Collect every line below that contains the word "sources".

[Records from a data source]
------------------------------------------------

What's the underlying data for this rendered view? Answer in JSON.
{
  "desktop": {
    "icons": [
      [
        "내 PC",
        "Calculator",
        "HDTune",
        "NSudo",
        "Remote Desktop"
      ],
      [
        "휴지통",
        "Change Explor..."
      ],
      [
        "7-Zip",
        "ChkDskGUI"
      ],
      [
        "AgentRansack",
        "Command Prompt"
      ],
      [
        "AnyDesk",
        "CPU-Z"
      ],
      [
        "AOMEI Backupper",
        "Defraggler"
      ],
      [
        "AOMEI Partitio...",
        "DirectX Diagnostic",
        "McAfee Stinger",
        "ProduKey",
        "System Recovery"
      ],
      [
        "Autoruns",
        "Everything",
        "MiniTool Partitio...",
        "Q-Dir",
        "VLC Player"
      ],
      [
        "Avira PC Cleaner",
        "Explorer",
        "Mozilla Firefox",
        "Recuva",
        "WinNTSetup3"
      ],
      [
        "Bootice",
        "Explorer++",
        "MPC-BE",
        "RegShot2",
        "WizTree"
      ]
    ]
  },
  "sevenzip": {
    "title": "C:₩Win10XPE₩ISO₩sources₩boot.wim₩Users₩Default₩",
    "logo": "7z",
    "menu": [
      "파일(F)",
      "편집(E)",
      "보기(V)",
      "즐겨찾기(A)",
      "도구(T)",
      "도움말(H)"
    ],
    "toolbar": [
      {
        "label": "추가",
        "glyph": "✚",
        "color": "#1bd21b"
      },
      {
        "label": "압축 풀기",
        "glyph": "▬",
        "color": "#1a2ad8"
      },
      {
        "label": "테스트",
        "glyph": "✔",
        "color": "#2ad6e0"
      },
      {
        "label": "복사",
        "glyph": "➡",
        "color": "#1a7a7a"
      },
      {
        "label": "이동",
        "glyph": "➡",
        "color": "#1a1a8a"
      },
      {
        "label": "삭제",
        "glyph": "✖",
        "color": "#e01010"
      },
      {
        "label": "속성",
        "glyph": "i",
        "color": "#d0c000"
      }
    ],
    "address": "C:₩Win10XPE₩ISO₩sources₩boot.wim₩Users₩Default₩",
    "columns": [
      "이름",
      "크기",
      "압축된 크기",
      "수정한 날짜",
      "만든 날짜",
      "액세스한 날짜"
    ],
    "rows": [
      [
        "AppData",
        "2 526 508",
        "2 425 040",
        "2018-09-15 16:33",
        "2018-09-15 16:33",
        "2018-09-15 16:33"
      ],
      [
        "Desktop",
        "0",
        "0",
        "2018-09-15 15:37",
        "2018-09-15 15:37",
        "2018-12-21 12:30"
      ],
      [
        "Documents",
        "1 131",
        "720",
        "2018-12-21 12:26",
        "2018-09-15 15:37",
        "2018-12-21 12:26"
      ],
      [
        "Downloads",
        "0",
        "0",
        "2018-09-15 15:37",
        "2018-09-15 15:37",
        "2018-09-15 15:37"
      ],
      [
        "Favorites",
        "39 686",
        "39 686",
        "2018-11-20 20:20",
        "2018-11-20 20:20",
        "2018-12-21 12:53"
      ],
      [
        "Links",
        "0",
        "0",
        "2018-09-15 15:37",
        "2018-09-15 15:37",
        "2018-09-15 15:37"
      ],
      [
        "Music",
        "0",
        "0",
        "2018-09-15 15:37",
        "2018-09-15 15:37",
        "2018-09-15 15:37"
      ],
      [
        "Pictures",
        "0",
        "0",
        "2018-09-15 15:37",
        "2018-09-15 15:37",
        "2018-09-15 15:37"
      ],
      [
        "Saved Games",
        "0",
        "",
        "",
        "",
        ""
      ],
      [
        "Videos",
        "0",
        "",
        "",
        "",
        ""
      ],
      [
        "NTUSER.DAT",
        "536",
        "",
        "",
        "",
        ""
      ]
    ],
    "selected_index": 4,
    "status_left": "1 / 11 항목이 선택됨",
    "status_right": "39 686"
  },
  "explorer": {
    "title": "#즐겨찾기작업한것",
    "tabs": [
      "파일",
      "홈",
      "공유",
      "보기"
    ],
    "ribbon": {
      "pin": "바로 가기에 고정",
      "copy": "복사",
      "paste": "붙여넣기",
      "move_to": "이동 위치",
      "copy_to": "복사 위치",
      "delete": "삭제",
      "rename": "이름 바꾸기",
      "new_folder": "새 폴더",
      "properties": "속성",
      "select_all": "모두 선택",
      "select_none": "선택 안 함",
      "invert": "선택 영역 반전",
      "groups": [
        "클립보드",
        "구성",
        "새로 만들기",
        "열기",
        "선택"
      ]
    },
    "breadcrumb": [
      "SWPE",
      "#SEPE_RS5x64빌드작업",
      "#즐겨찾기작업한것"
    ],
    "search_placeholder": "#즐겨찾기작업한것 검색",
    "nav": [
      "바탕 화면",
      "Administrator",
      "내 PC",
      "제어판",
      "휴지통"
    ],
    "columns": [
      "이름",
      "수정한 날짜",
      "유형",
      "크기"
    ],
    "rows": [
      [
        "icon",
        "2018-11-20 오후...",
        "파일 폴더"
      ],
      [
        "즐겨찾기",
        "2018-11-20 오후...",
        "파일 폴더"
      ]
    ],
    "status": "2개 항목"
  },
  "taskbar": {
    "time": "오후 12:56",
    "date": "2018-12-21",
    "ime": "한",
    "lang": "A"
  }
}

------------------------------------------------

- [Result for this task]
    "title": "C:₩Win10XPE₩ISO₩sources₩boot.wim₩Users₩Default₩",
    "address": "C:₩Win10XPE₩ISO₩sources₩boot.wim₩Users₩Default₩",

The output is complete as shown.